Bad Can Be Good
Declining GDP or contraction of money supply are not problems in and of themselves. They are symptoms of something more fundamental. Whether they are good or bad depends on the essence of the underlying fundamental. A family that lives within it's means is a financially healthy family. If that family had a growing GDP (lots of economic activity based on new debt) they would be creating new money (increasing money supply) as they take on new debt and buy more products and services.

If they change their wayward ways, stop incurring new debt, reduce spending to conform to current income, they will flatten their contribution to GDP and contribute to a reduction in money supply. This is good for the family and the community, because there comes a point when economic activity shifts from debt service payment to new product and service output, but at sustainable levels. This was what characterized the decades following the great depression, an age where people understood the good things of life come from hard work, not easy credit.

If the old GDP reflected this old over-spending habit of the community at large (an addiction to "more stuff" now!), a declining GDP may be indicative of a more sustainable and healthy future. Furthermore, to the extent business learns to evaluate their output based on making product more desirable to the consumer, not only on price, it means a higher satisfaction (standard of living) and a more sustainable business model for business.

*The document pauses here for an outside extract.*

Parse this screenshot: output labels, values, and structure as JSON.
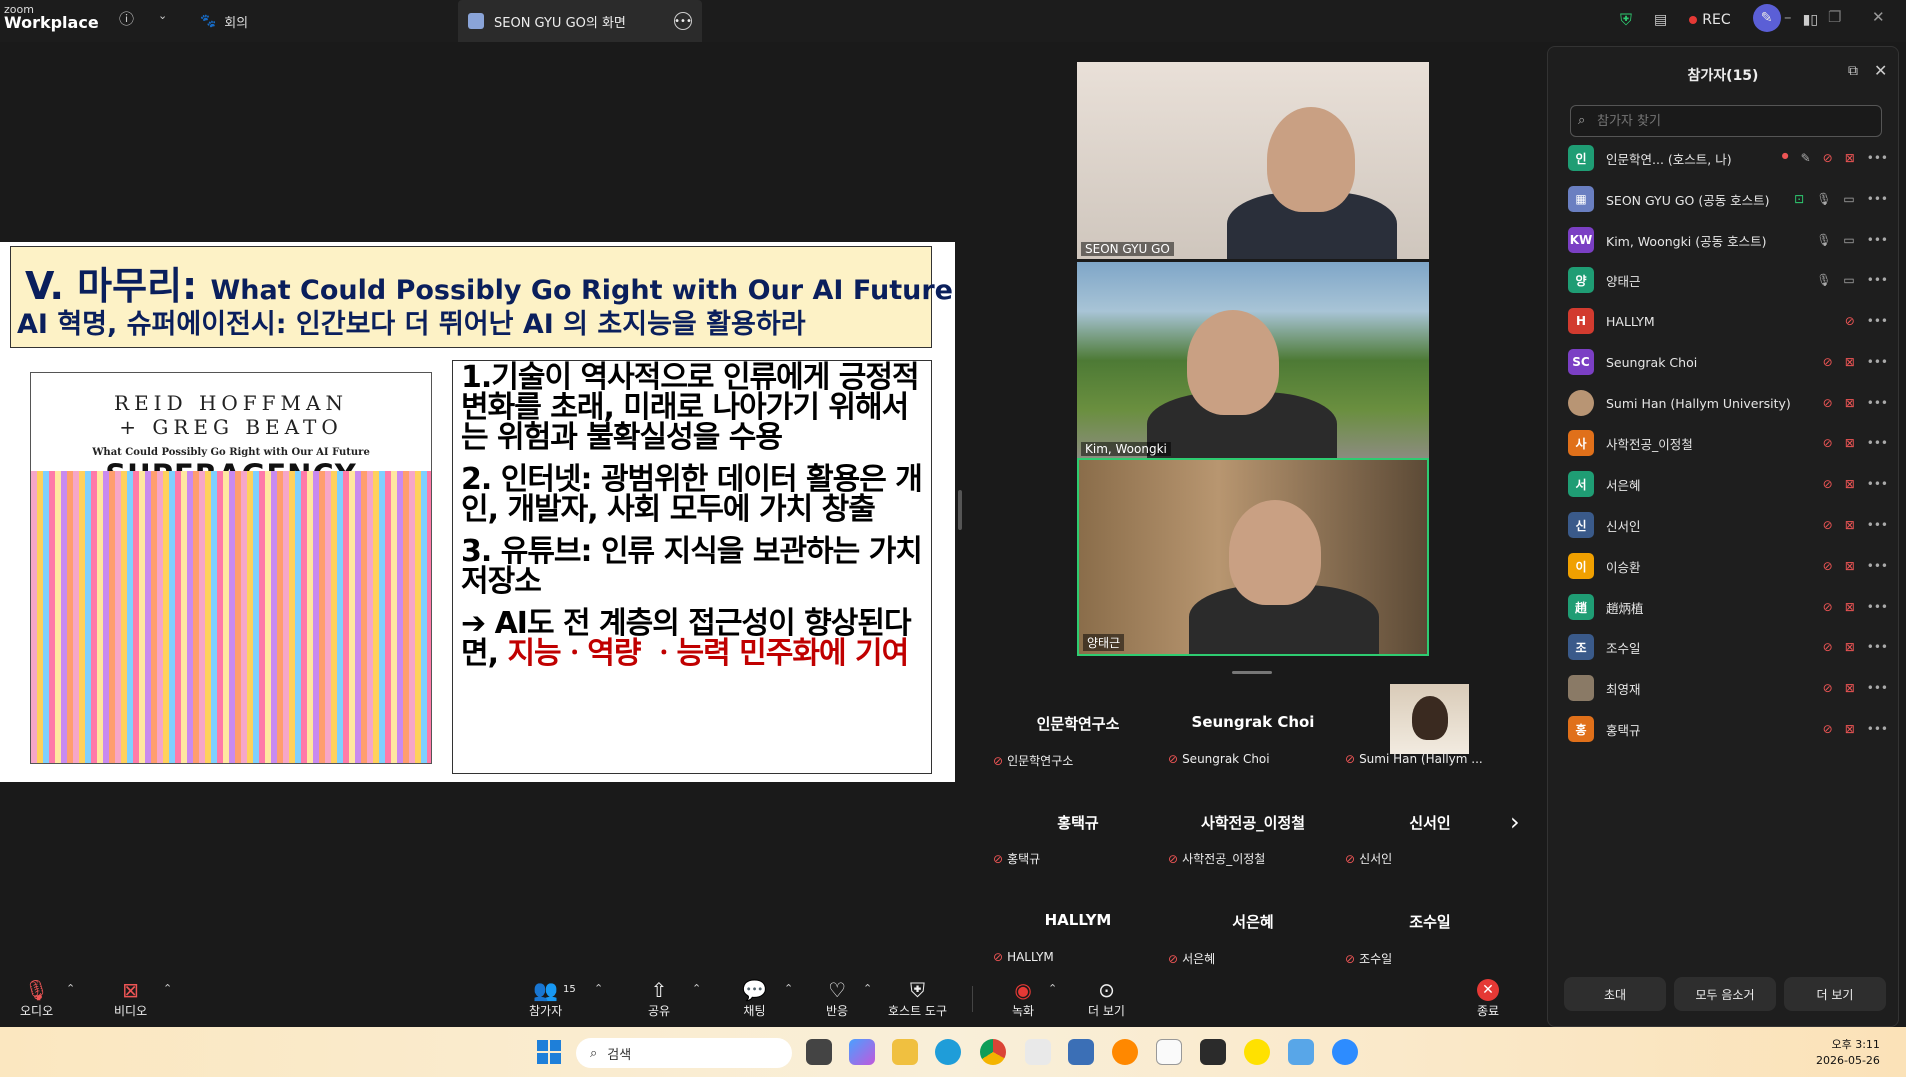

  1. I read both the John Mauldin newsletter and the UK story you mention in this post. I'm looking forward to see if Mr. Mauldin responds. You're comment about the stamp and the story it speaks of is a good one. It's so true. In my field of work I see that attitude everyday. What a shame.

  2. Alas, nothing from Mr. Mauldin yet. Thanks for the comment.